The 14th Coffee Co. offers a variety of specialty roasts including their House Dark Roast, Caza Espresso, and Essex Medium. They also currently feature a single origin light Brazil, cold brew, and a popular decaf blend. All are specialty grade, with many that meet organic and fair trade standards.

The tour aspect of the business launched just over a year ago. During the experience, Rutgers and his head roaster Nathan Flood walk guests through the art of creating, explaining the various roasting methods while they sip on their fresh creations.

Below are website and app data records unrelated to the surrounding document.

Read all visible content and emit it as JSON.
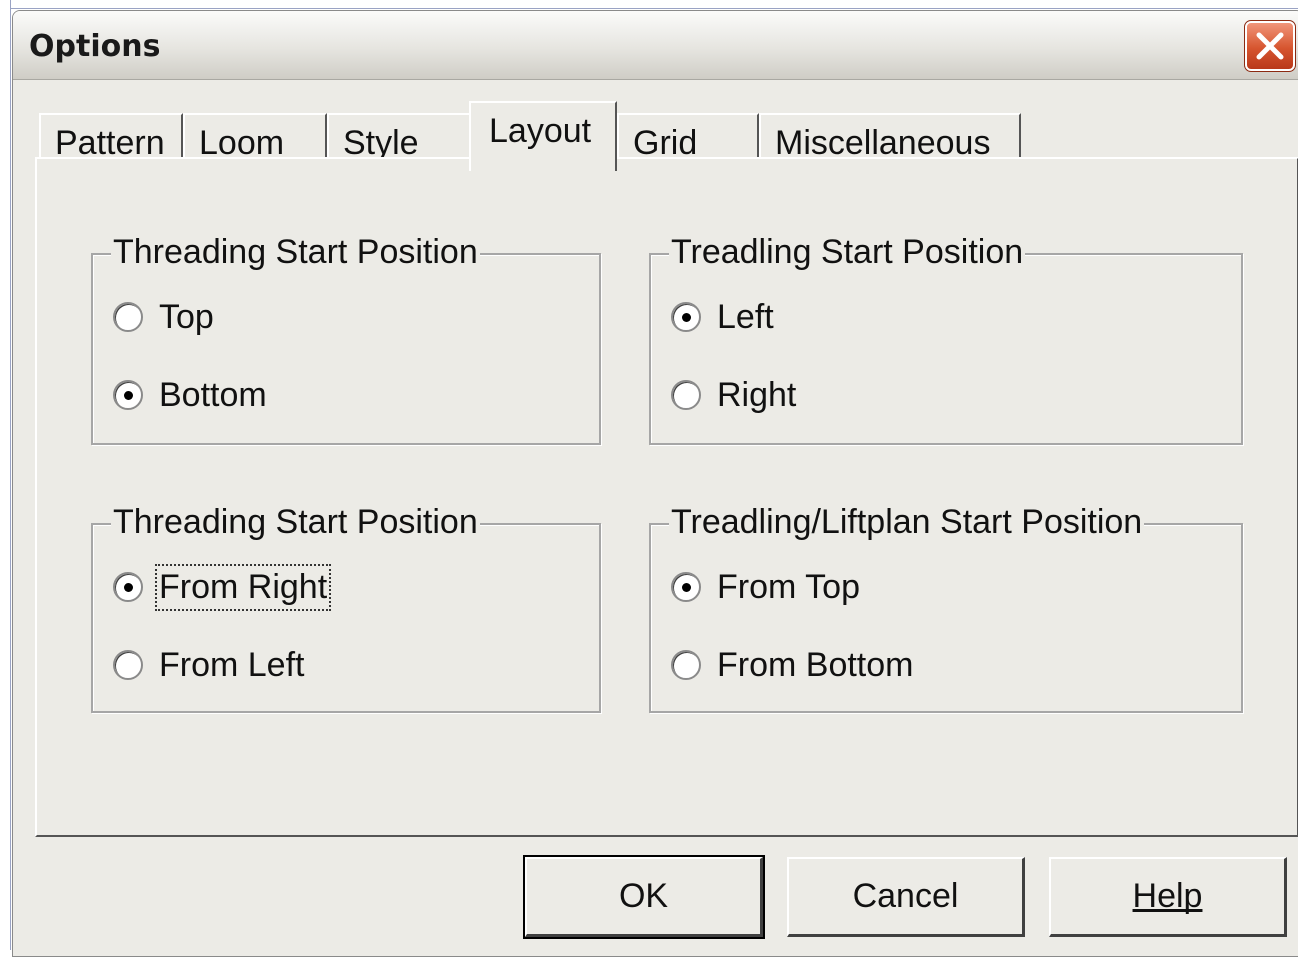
{
  "window": {
    "title": "Options"
  },
  "tabs": [
    {
      "label": "Pattern"
    },
    {
      "label": "Loom"
    },
    {
      "label": "Style"
    },
    {
      "label": "Layout",
      "active": true
    },
    {
      "label": "Grid"
    },
    {
      "label": "Miscellaneous"
    }
  ],
  "groups": {
    "threading_vertical": {
      "title": "Threading Start Position",
      "options": [
        {
          "label": "Top",
          "selected": false
        },
        {
          "label": "Bottom",
          "selected": true
        }
      ]
    },
    "treadling_horizontal": {
      "title": "Treadling Start Position",
      "options": [
        {
          "label": "Left",
          "selected": true
        },
        {
          "label": "Right",
          "selected": false
        }
      ]
    },
    "threading_horizontal": {
      "title": "Threading Start Position",
      "options": [
        {
          "label": "From Right",
          "selected": true
        },
        {
          "label": "From Left",
          "selected": false
        }
      ]
    },
    "treadling_liftplan": {
      "title": "Treadling/Liftplan Start Position",
      "options": [
        {
          "label": "From Top",
          "selected": true
        },
        {
          "label": "From Bottom",
          "selected": false
        }
      ]
    }
  },
  "buttons": {
    "ok": "OK",
    "cancel": "Cancel",
    "help": "Help"
  },
  "icons": {
    "close": "close-icon"
  },
  "colors": {
    "face": "#ecebe6",
    "close_red": "#d6552f"
  }
}
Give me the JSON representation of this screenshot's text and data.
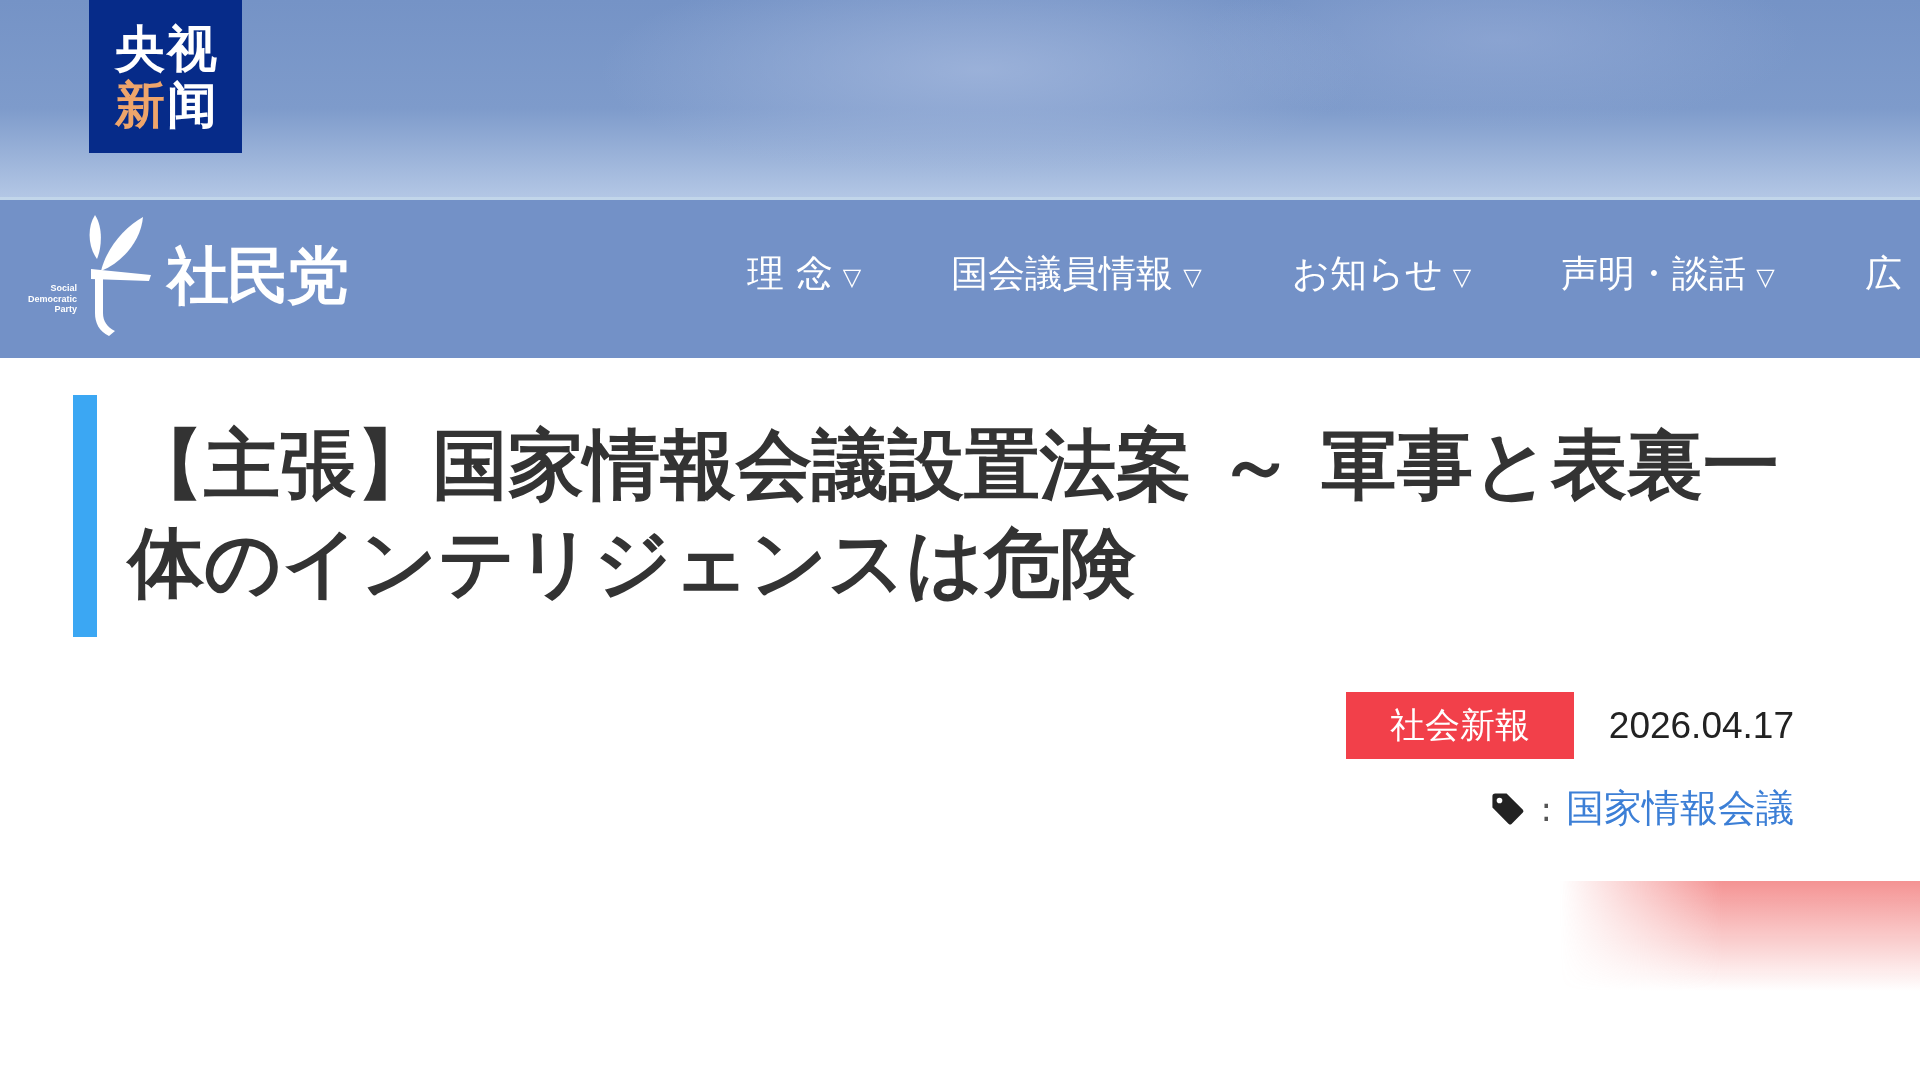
{
  "broadcaster_logo": {
    "chars": [
      {
        "text": "央",
        "color": "#ffffff"
      },
      {
        "text": "视",
        "color": "#ffffff"
      },
      {
        "text": "新",
        "color": "#efa56b"
      },
      {
        "text": "闻",
        "color": "#ffffff"
      }
    ]
  },
  "header": {
    "logo": {
      "name": "社民党",
      "subtitle": "Social Democratic Party"
    },
    "nav": [
      {
        "label": "理 念",
        "caret": "▽"
      },
      {
        "label": "国会議員情報",
        "caret": "▽"
      },
      {
        "label": "お知らせ",
        "caret": "▽"
      },
      {
        "label": "声明・談話",
        "caret": "▽"
      },
      {
        "label": "広"
      }
    ]
  },
  "article": {
    "title": "【主張】国家情報会議設置法案 ～ 軍事と表裏一体のインテリジェンスは危険",
    "category": "社会新報",
    "date": "2026.04.17",
    "tags": {
      "separator": ":",
      "items": [
        "国家情報会議"
      ]
    }
  }
}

“It’s more of a cultural tasting experience than a traditional cupping,” says Rutgers. “We do three roasts: a French press dark with croissant, a Dutch style medium pour over with stroopwafel, and an affogato (espresso poured over ice cream.)”

The experience also includes a light meal and a tour of the grounds, where guests can take photos amid the barn, greenhouse, and gardens. At the end of the tour, people leave with two pounds of coffee.

“We’re the only (coffee) experience in the area,” says Warren. “It’s been very well received. People love chatting with Nathan also; he’s a big part of the business and our guests really enjoy his company.”

Rutgers says roasting coffee is a labour of love and is proud to be part of Essex County’s blossoming coffee culture.

“We’re growing a lot actually,” Warren says of the local scene. “There are a lot of people drinking terrible coffee, and we’re all working to change that.”

The 14th Coffee Co. is located on the 14th Concession in Essex. For more about their coffee, check them out on Facebook or Instagram or visit their AirBnB site to book a tasting experience.